5. Start by standing up and buckling the top two buckles lightly to seat the tongue on the instep of the foot. You want to make sure the tongue of the boot is against your leg. After fastening the Velcro power strap, flex the boot forward (hard) a few times with bottom buckles still unbuckled. This will pull your toes away from the front of the boot and push your heel deep in the heel pocket. Bang your heel on the ground if you need to to get your heel back in the heel pocket. Now fasten all the buckles snugly, but don’t over-tighten them to the point of discomfort. Keep in mind that your boots, at this point, are the tightest they will ever be.

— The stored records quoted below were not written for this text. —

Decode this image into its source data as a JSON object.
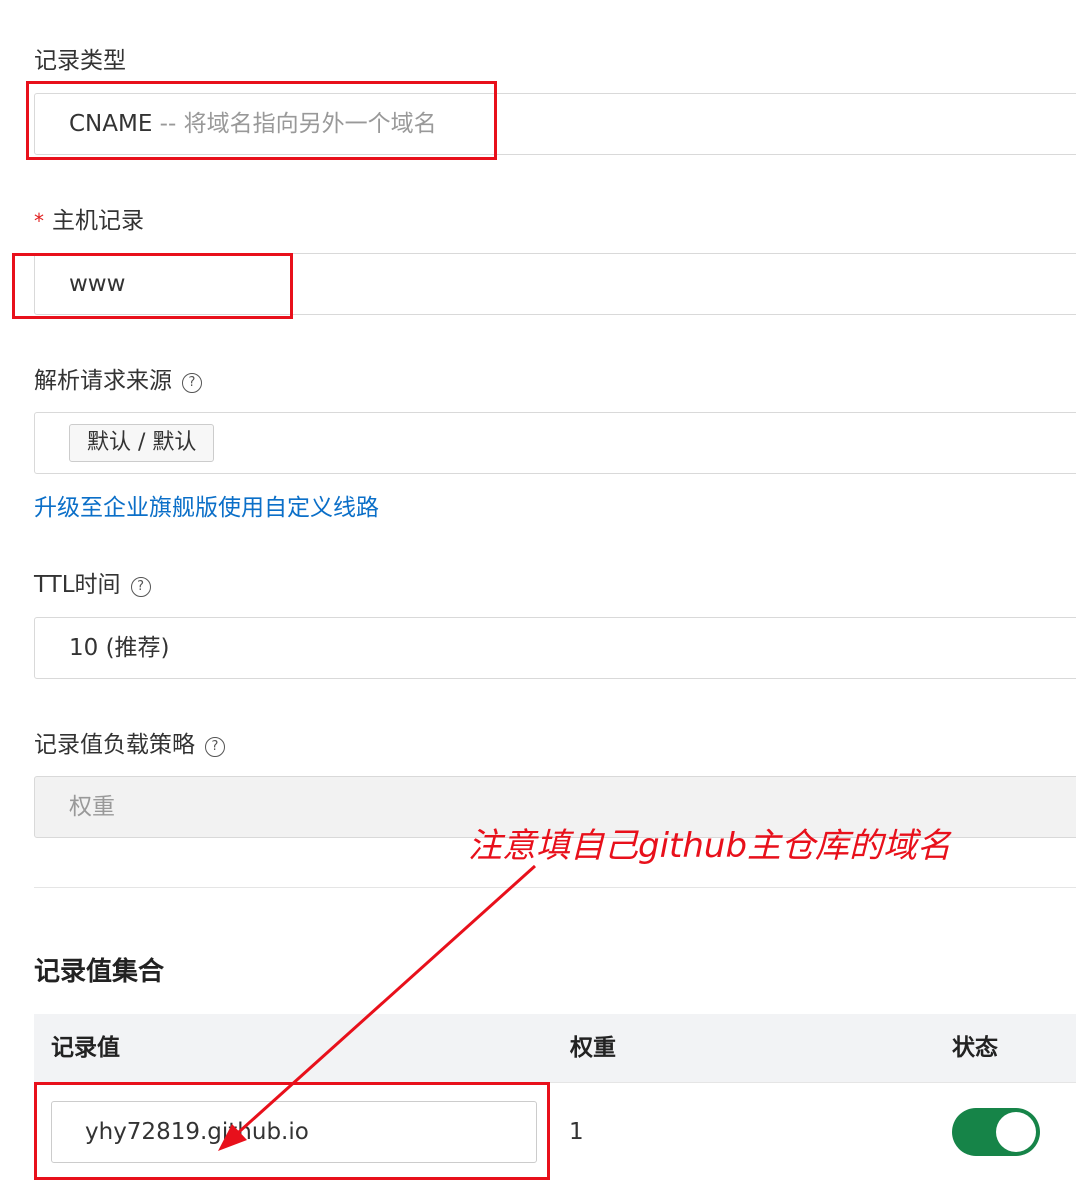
{
  "record_type": {
    "label": "记录类型",
    "value": "CNAME",
    "hint": " -- 将域名指向另外一个域名"
  },
  "host_record": {
    "required_mark": "*",
    "label": "主机记录",
    "value": "www"
  },
  "resolve_source": {
    "label": "解析请求来源",
    "help": "?",
    "tag": "默认 / 默认",
    "upgrade_link": "升级至企业旗舰版使用自定义线路"
  },
  "ttl": {
    "label": "TTL时间",
    "help": "?",
    "value": "10 (推荐)"
  },
  "load_strategy": {
    "label": "记录值负载策略",
    "help": "?",
    "value": "权重"
  },
  "record_set": {
    "title": "记录值集合",
    "columns": [
      "记录值",
      "权重",
      "状态"
    ],
    "rows": [
      {
        "value": "yhy72819.github.io",
        "weight": "1",
        "enabled": true
      }
    ]
  },
  "annotation": {
    "text": "注意填自己github主仓库的域名",
    "color": "#e8101b"
  },
  "colors": {
    "highlight": "#e8101b",
    "link": "#0b6fc8",
    "toggle_on": "#168448"
  }
}
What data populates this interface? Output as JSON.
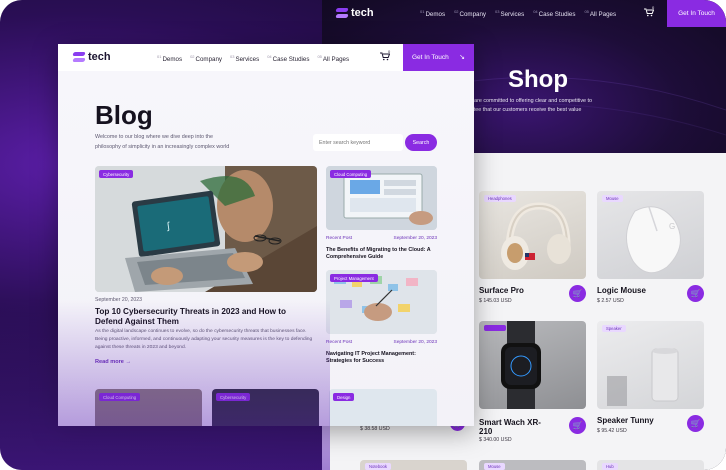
{
  "shop": {
    "nav": {
      "logo": "tech",
      "links": [
        {
          "num": "01",
          "label": "Demos"
        },
        {
          "num": "02",
          "label": "Company"
        },
        {
          "num": "03",
          "label": "Services"
        },
        {
          "num": "04",
          "label": "Case Studies"
        },
        {
          "num": "05",
          "label": "All Pages"
        }
      ],
      "cart_count": "0",
      "cta": "Get In Touch"
    },
    "hero": {
      "title": "Shop",
      "subtitle": "ch, we are committed to offering clear and competitive to guarantee that our customers receive the best value"
    },
    "products": [
      {
        "tag": "Headphones",
        "name": "Surface Pro",
        "price": "$ 145.03 USD"
      },
      {
        "tag": "Mouse",
        "name": "Logic Mouse",
        "price": "$ 2.57 USD"
      },
      {
        "tag": "",
        "name": "Smart Wach XR-210",
        "price": "$ 340.00 USD"
      },
      {
        "tag": "Speaker",
        "name": "Speaker Tunny",
        "price": "$ 95.42 USD"
      }
    ],
    "partial_price": "$ 38.58 USD",
    "bottom_tags": [
      "Notebook",
      "Mouse",
      "Hub"
    ]
  },
  "blog": {
    "nav": {
      "logo": "tech",
      "links": [
        {
          "num": "01",
          "label": "Demos"
        },
        {
          "num": "02",
          "label": "Company"
        },
        {
          "num": "03",
          "label": "Services"
        },
        {
          "num": "04",
          "label": "Case Studies"
        },
        {
          "num": "05",
          "label": "All Pages"
        }
      ],
      "cart_count": "0",
      "cta": "Get In Touch",
      "cta_arrow": "↘"
    },
    "title": "Blog",
    "intro": "Welcome to our blog where we dive deep into the philosophy of simplicity in an increasingly complex world",
    "search": {
      "placeholder": "Enter search keyword",
      "button": "Search"
    },
    "featured": {
      "tag": "Cybersecurity",
      "date": "September 20, 2023",
      "title": "Top 10 Cybersecurity Threats in 2023 and How to Defend Against Them",
      "description": "As the digital landscape continues to evolve, so do the cybersecurity threats that businesses face. Being proactive, informed, and continuously adapting your security measures is the key to defending against these threats in 2023 and beyond.",
      "read_more": "Read more →"
    },
    "side_posts": [
      {
        "tag": "Cloud Computing",
        "category": "Recent Post",
        "date": "September 20, 2023",
        "title": "The Benefits of Migrating to the Cloud: A Comprehensive Guide"
      },
      {
        "tag": "Project Management",
        "category": "Recent Post",
        "date": "September 20, 2023",
        "title": "Navigating IT Project Management: Strategies for Success"
      }
    ],
    "bottom_tags": [
      "Cloud Computing",
      "Cybersecurity",
      "Design"
    ]
  }
}
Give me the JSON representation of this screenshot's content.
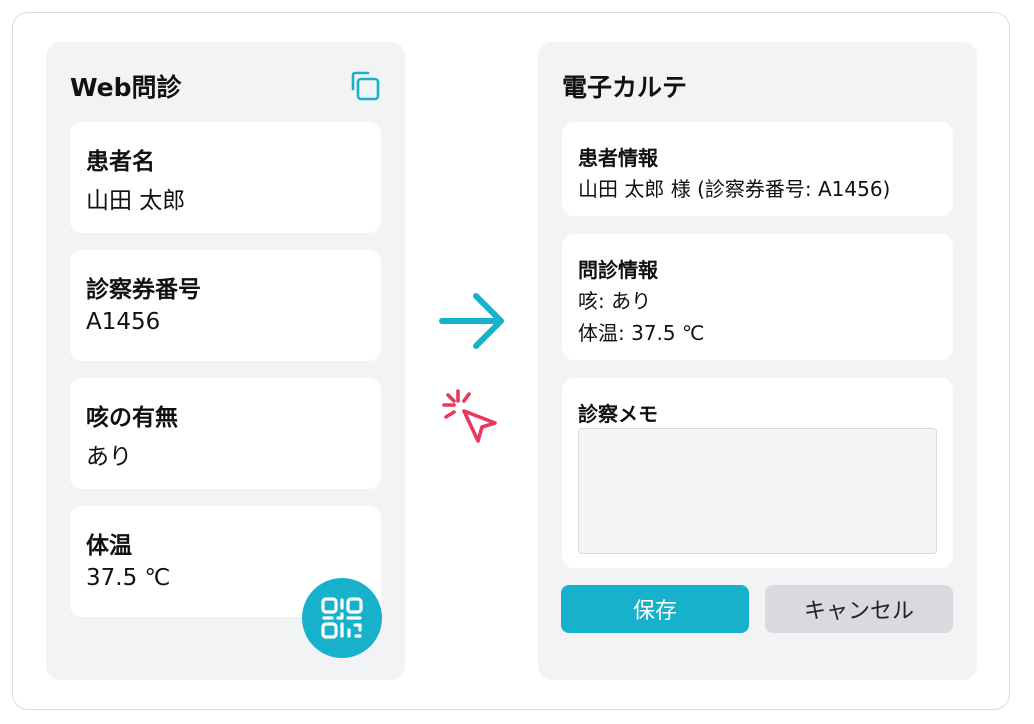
{
  "colors": {
    "accent": "#17b1cc",
    "cursor": "#e8385b",
    "panel_bg": "#f2f3f4",
    "cancel_bg": "#d8dadd"
  },
  "web_form": {
    "title": "Web問診",
    "copy_icon": "copy-icon",
    "fields": [
      {
        "label": "患者名",
        "value": "山田 太郎"
      },
      {
        "label": "診察券番号",
        "value": "A1456"
      },
      {
        "label": "咳の有無",
        "value": "あり"
      },
      {
        "label": "体温",
        "value": "37.5 ℃"
      }
    ],
    "qr_icon": "qr-code-icon"
  },
  "transfer_icons": {
    "arrow": "arrow-right-icon",
    "cursor": "click-cursor-icon"
  },
  "emr": {
    "title": "電子カルテ",
    "patient_info": {
      "label": "患者情報",
      "text": "山田 太郎 様 (診察券番号: A1456)"
    },
    "interview_info": {
      "label": "問診情報",
      "lines": [
        "咳: あり",
        "体温: 37.5 ℃"
      ]
    },
    "memo": {
      "label": "診察メモ",
      "value": ""
    },
    "buttons": {
      "save": "保存",
      "cancel": "キャンセル"
    }
  }
}
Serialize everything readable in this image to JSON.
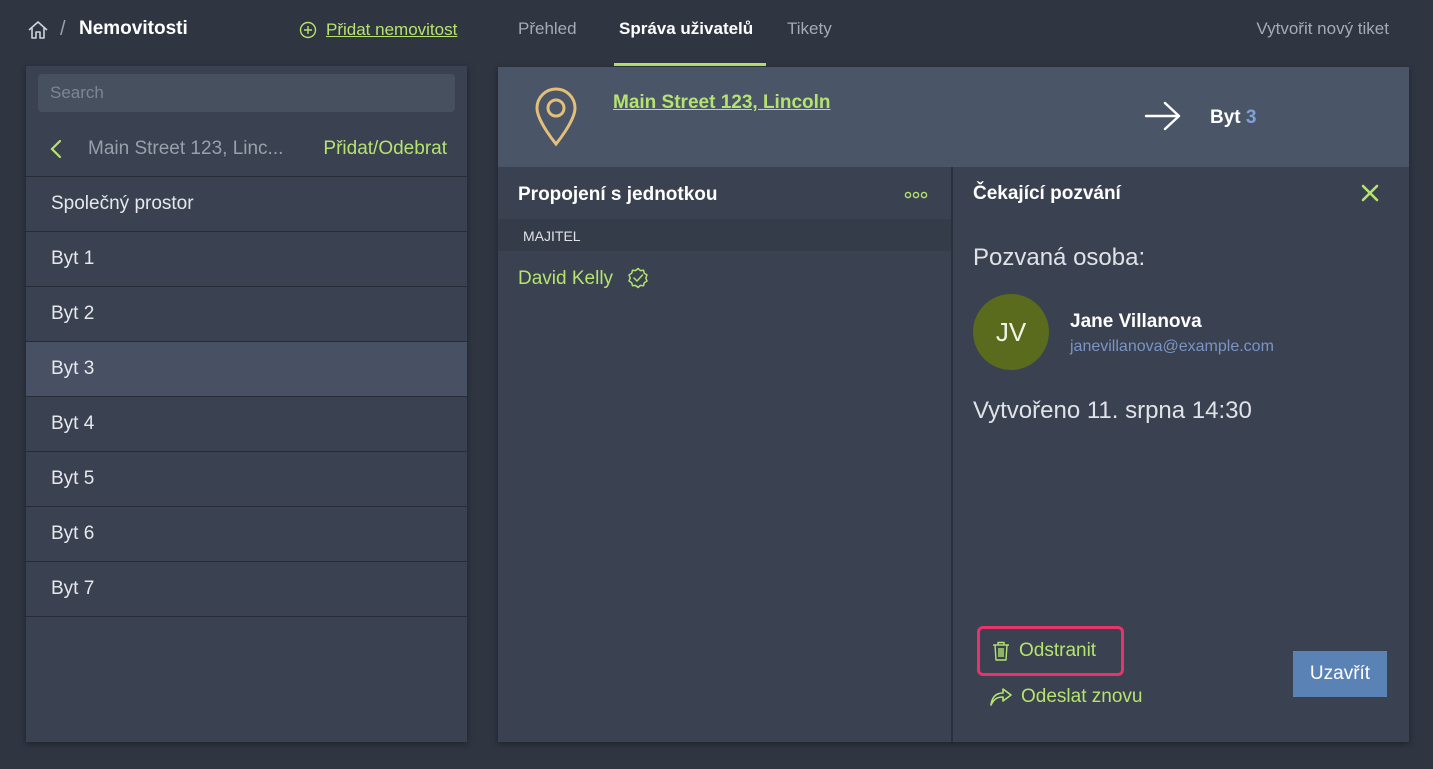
{
  "topbar": {
    "breadcrumb_separator": "/",
    "section_title": "Nemovitosti",
    "add_property_label": "Přidat nemovitost",
    "tabs": [
      {
        "label": "Přehled",
        "active": false
      },
      {
        "label": "Správa uživatelů",
        "active": true
      },
      {
        "label": "Tikety",
        "active": false
      }
    ],
    "new_ticket_label": "Vytvořit nový tiket"
  },
  "sidebar": {
    "search_placeholder": "Search",
    "address_truncated": "Main Street 123, Linc...",
    "add_remove_label": "Přidat/Odebrat",
    "units": [
      {
        "label": "Společný prostor",
        "selected": false
      },
      {
        "label": "Byt 1",
        "selected": false
      },
      {
        "label": "Byt 2",
        "selected": false
      },
      {
        "label": "Byt 3",
        "selected": true
      },
      {
        "label": "Byt 4",
        "selected": false
      },
      {
        "label": "Byt 5",
        "selected": false
      },
      {
        "label": "Byt 6",
        "selected": false
      },
      {
        "label": "Byt 7",
        "selected": false
      }
    ]
  },
  "main": {
    "address": "Main Street 123, Lincoln",
    "unit_word": "Byt",
    "unit_number": "3",
    "connection": {
      "title": "Propojení s jednotkou",
      "owner_section_label": "MAJITEL",
      "owner_name": "David Kelly"
    },
    "invite": {
      "title": "Čekající pozvání",
      "invited_label": "Pozvaná osoba:",
      "avatar_initials": "JV",
      "name": "Jane Villanova",
      "email": "janevillanova@example.com",
      "created": "Vytvořeno 11. srpna 14:30",
      "remove_label": "Odstranit",
      "resend_label": "Odeslat znovu",
      "close_label": "Uzavřít"
    }
  },
  "colors": {
    "accent_green": "#b6e36f",
    "highlight_pink": "#e8336d",
    "button_blue": "#5b82b5",
    "avatar_olive": "#5a6b1d",
    "pin_gold": "#e3bf7a"
  }
}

6. Now that you’re buckled up, spend some time standing with your feet parallel in a ski stance while simulating ski motions. If your heel is lifting up, your boots are likely too big. Flex the boot forward by driving your knee over your toe while keeping your shoulder and hip vertical. Do this one knee at a time. You want your knee to go 2” past the tip of your toe but no further. The upper cuff should hinge at the ankle. If you are only able to hinge at the hips and can’t move the upper cuff forward with your lower leg, the boot may be too stiff for you. Remember too that your living room is probably around 70 degrees F. and the boot will get stiffer when it’s cold. While flexing the boot, roll the boots side to side as if rolling the skis from edge to edge. If possible, do this in front of an audience – another skier can often tell if you’re flexing the boot properly or if the boot is overpowering you.
7. Make sure you feel no single pressure points or other painful spots. If you feel them now already, you will definitely feel them when they come under the added pressure of actual Skiing. Make sure you feel an evenly distributed snug fit all around your foot not only at the soles of your feet but also on top. The same goes for the upper Ski Boot. Make sure your ankles and calves are connecting well to your Ski Boot but not too tight. Make sure your muscles in your calves are not restricted in their movements.
8. Sizes, fit, and flex ratings vary from manufacturer to manufacturer so be sure to try on your boot before you buy it.
In my next post I’ll talk about how to customize the fit of your boots. 🙂